▶ **Assigned task**:
Would it be possible to write out each entry below exactly, without the pictures?

[Data records for software interfaces]
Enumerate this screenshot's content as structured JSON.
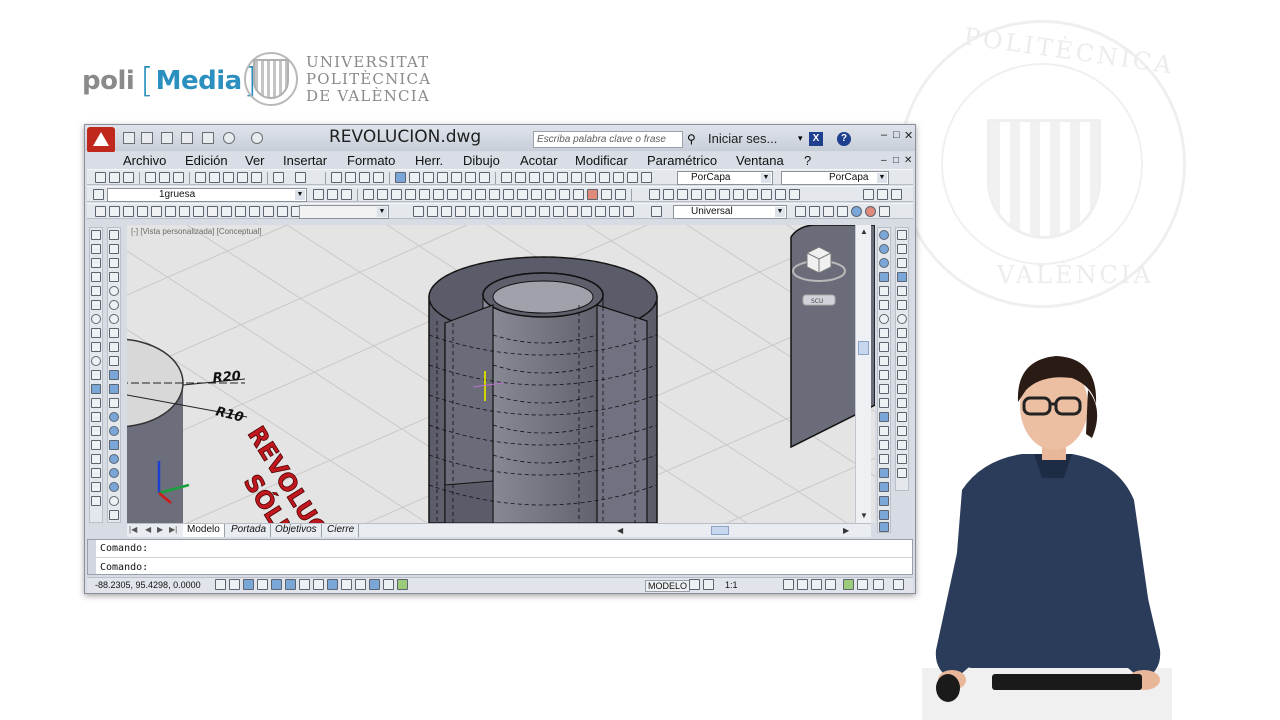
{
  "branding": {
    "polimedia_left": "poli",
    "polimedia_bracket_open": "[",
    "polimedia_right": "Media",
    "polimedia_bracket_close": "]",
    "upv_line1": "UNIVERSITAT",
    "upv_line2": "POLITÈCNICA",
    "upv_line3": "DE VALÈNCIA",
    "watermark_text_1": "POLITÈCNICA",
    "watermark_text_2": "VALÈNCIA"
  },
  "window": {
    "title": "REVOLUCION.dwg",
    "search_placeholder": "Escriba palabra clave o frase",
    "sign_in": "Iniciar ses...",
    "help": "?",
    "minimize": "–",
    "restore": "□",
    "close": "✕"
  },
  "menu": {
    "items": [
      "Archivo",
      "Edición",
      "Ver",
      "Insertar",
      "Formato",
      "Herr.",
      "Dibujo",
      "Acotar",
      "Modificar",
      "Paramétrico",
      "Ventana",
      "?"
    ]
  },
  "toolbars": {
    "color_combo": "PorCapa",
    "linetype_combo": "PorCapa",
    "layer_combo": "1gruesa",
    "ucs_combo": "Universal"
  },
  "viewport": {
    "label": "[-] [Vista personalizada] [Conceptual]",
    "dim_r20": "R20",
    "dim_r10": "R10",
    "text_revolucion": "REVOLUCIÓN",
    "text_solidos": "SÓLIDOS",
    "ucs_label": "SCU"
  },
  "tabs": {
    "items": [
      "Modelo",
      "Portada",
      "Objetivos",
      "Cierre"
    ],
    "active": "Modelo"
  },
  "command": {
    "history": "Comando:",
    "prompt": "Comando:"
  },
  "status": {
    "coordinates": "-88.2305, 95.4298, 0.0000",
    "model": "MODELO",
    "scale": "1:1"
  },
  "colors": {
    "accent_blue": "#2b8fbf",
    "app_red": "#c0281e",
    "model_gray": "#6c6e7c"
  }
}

▶ **Solution**:
Enumerate this screenshot's content as structured JSON.
{
  "branding": {
    "polimedia_left": "poli",
    "polimedia_bracket_open": "[",
    "polimedia_right": "Media",
    "polimedia_bracket_close": "]",
    "upv_line1": "UNIVERSITAT",
    "upv_line2": "POLITÈCNICA",
    "upv_line3": "DE VALÈNCIA",
    "watermark_text_1": "POLITÈCNICA",
    "watermark_text_2": "VALÈNCIA"
  },
  "window": {
    "title": "REVOLUCION.dwg",
    "search_placeholder": "Escriba palabra clave o frase",
    "sign_in": "Iniciar ses...",
    "help": "?",
    "minimize": "–",
    "restore": "□",
    "close": "✕"
  },
  "menu": {
    "items": [
      "Archivo",
      "Edición",
      "Ver",
      "Insertar",
      "Formato",
      "Herr.",
      "Dibujo",
      "Acotar",
      "Modificar",
      "Paramétrico",
      "Ventana",
      "?"
    ]
  },
  "toolbars": {
    "color_combo": "PorCapa",
    "linetype_combo": "PorCapa",
    "layer_combo": "1gruesa",
    "ucs_combo": "Universal"
  },
  "viewport": {
    "label": "[-] [Vista personalizada] [Conceptual]",
    "dim_r20": "R20",
    "dim_r10": "R10",
    "text_revolucion": "REVOLUCIÓN",
    "text_solidos": "SÓLIDOS",
    "ucs_label": "SCU"
  },
  "tabs": {
    "items": [
      "Modelo",
      "Portada",
      "Objetivos",
      "Cierre"
    ],
    "active": "Modelo"
  },
  "command": {
    "history": "Comando:",
    "prompt": "Comando:"
  },
  "status": {
    "coordinates": "-88.2305, 95.4298, 0.0000",
    "model": "MODELO",
    "scale": "1:1"
  },
  "colors": {
    "accent_blue": "#2b8fbf",
    "app_red": "#c0281e",
    "model_gray": "#6c6e7c"
  }
}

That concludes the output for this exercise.